[Opening Extracted data section]
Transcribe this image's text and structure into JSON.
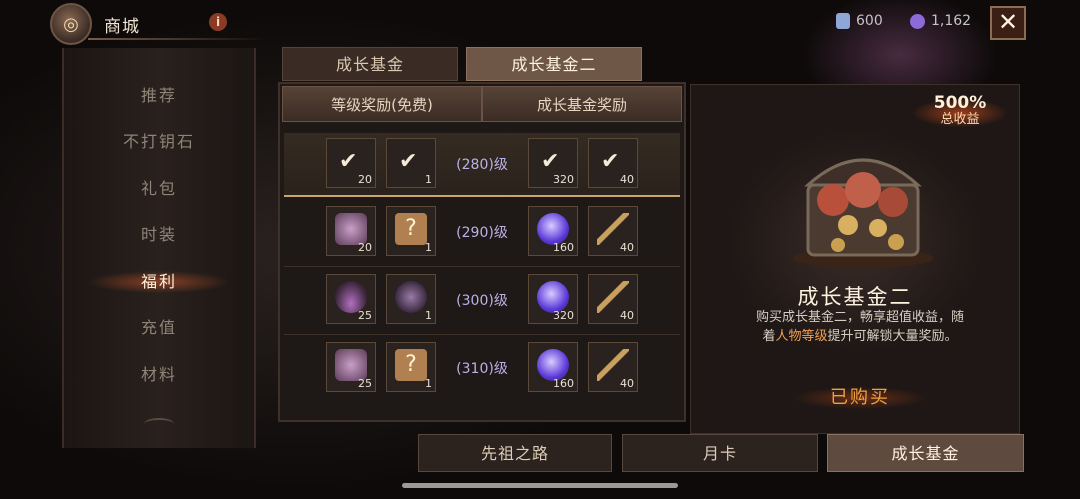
{
  "header": {
    "title": "商城",
    "info_label": "i",
    "close_label": "✕"
  },
  "currencies": [
    {
      "icon": "gem-card-icon",
      "value": "600",
      "color": "#8fa6d8"
    },
    {
      "icon": "purple-orb-icon",
      "value": "1,162",
      "color": "#8c6ad8"
    }
  ],
  "sidebar": {
    "items": [
      {
        "label": "推荐"
      },
      {
        "label": "不打钥石"
      },
      {
        "label": "礼包"
      },
      {
        "label": "时装"
      },
      {
        "label": "福利"
      },
      {
        "label": "充值"
      },
      {
        "label": "材料"
      }
    ],
    "active_index": 4
  },
  "top_tabs": [
    {
      "label": "成长基金"
    },
    {
      "label": "成长基金二"
    }
  ],
  "columns": {
    "free": "等级奖励(免费)",
    "paid": "成长基金奖励"
  },
  "rows": [
    {
      "level": "(280)级",
      "items": [
        {
          "icon": "claimed-item-icon",
          "count": "20",
          "claimed": "✔"
        },
        {
          "icon": "claimed-item-icon",
          "count": "1",
          "claimed": "✔"
        },
        {
          "icon": "claimed-orb-icon",
          "count": "320",
          "claimed": "✔"
        },
        {
          "icon": "claimed-key-icon",
          "count": "40",
          "claimed": "✔"
        }
      ]
    },
    {
      "level": "(290)级",
      "items": [
        {
          "icon": "pink-gem-icon",
          "count": "20"
        },
        {
          "icon": "mystery-scroll-icon",
          "count": "1"
        },
        {
          "icon": "purple-orb-icon",
          "count": "160"
        },
        {
          "icon": "gold-key-icon",
          "count": "40"
        }
      ]
    },
    {
      "level": "(300)级",
      "items": [
        {
          "icon": "potion-bowl-icon",
          "count": "25"
        },
        {
          "icon": "amulet-icon",
          "count": "1"
        },
        {
          "icon": "purple-orb-icon",
          "count": "320"
        },
        {
          "icon": "gold-key-icon",
          "count": "40"
        }
      ]
    },
    {
      "level": "(310)级",
      "items": [
        {
          "icon": "pink-gem-icon",
          "count": "25"
        },
        {
          "icon": "mystery-scroll-icon",
          "count": "1"
        },
        {
          "icon": "purple-orb-icon",
          "count": "160"
        },
        {
          "icon": "gold-key-icon",
          "count": "40"
        }
      ]
    }
  ],
  "detail": {
    "percent": "500%",
    "percent_label": "总收益",
    "title": "成长基金二",
    "desc_1": "购买成长基金二，畅享超值收益，随着",
    "desc_highlight": "人物等级",
    "desc_2": "提升可解锁大量奖励。",
    "status": "已购买"
  },
  "bottom_tabs": [
    {
      "label": "先祖之路"
    },
    {
      "label": "月卡"
    },
    {
      "label": "成长基金"
    }
  ],
  "colors": {
    "accent_orange": "#f0a040",
    "level_text": "#b9b2e6"
  }
}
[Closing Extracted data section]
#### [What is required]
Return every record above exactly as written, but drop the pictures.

#### [Response box]
Transcribe this image's text and structure into JSON.
{
  "header": {
    "title": "商城",
    "info_label": "i",
    "close_label": "✕"
  },
  "currencies": [
    {
      "icon": "gem-card-icon",
      "value": "600",
      "color": "#8fa6d8"
    },
    {
      "icon": "purple-orb-icon",
      "value": "1,162",
      "color": "#8c6ad8"
    }
  ],
  "sidebar": {
    "items": [
      {
        "label": "推荐"
      },
      {
        "label": "不打钥石"
      },
      {
        "label": "礼包"
      },
      {
        "label": "时装"
      },
      {
        "label": "福利"
      },
      {
        "label": "充值"
      },
      {
        "label": "材料"
      }
    ],
    "active_index": 4
  },
  "top_tabs": [
    {
      "label": "成长基金"
    },
    {
      "label": "成长基金二"
    }
  ],
  "columns": {
    "free": "等级奖励(免费)",
    "paid": "成长基金奖励"
  },
  "rows": [
    {
      "level": "(280)级",
      "items": [
        {
          "icon": "claimed-item-icon",
          "count": "20",
          "claimed": "✔"
        },
        {
          "icon": "claimed-item-icon",
          "count": "1",
          "claimed": "✔"
        },
        {
          "icon": "claimed-orb-icon",
          "count": "320",
          "claimed": "✔"
        },
        {
          "icon": "claimed-key-icon",
          "count": "40",
          "claimed": "✔"
        }
      ]
    },
    {
      "level": "(290)级",
      "items": [
        {
          "icon": "pink-gem-icon",
          "count": "20"
        },
        {
          "icon": "mystery-scroll-icon",
          "count": "1"
        },
        {
          "icon": "purple-orb-icon",
          "count": "160"
        },
        {
          "icon": "gold-key-icon",
          "count": "40"
        }
      ]
    },
    {
      "level": "(300)级",
      "items": [
        {
          "icon": "potion-bowl-icon",
          "count": "25"
        },
        {
          "icon": "amulet-icon",
          "count": "1"
        },
        {
          "icon": "purple-orb-icon",
          "count": "320"
        },
        {
          "icon": "gold-key-icon",
          "count": "40"
        }
      ]
    },
    {
      "level": "(310)级",
      "items": [
        {
          "icon": "pink-gem-icon",
          "count": "25"
        },
        {
          "icon": "mystery-scroll-icon",
          "count": "1"
        },
        {
          "icon": "purple-orb-icon",
          "count": "160"
        },
        {
          "icon": "gold-key-icon",
          "count": "40"
        }
      ]
    }
  ],
  "detail": {
    "percent": "500%",
    "percent_label": "总收益",
    "title": "成长基金二",
    "desc_1": "购买成长基金二，畅享超值收益，随着",
    "desc_highlight": "人物等级",
    "desc_2": "提升可解锁大量奖励。",
    "status": "已购买"
  },
  "bottom_tabs": [
    {
      "label": "先祖之路"
    },
    {
      "label": "月卡"
    },
    {
      "label": "成长基金"
    }
  ],
  "colors": {
    "accent_orange": "#f0a040",
    "level_text": "#b9b2e6"
  }
}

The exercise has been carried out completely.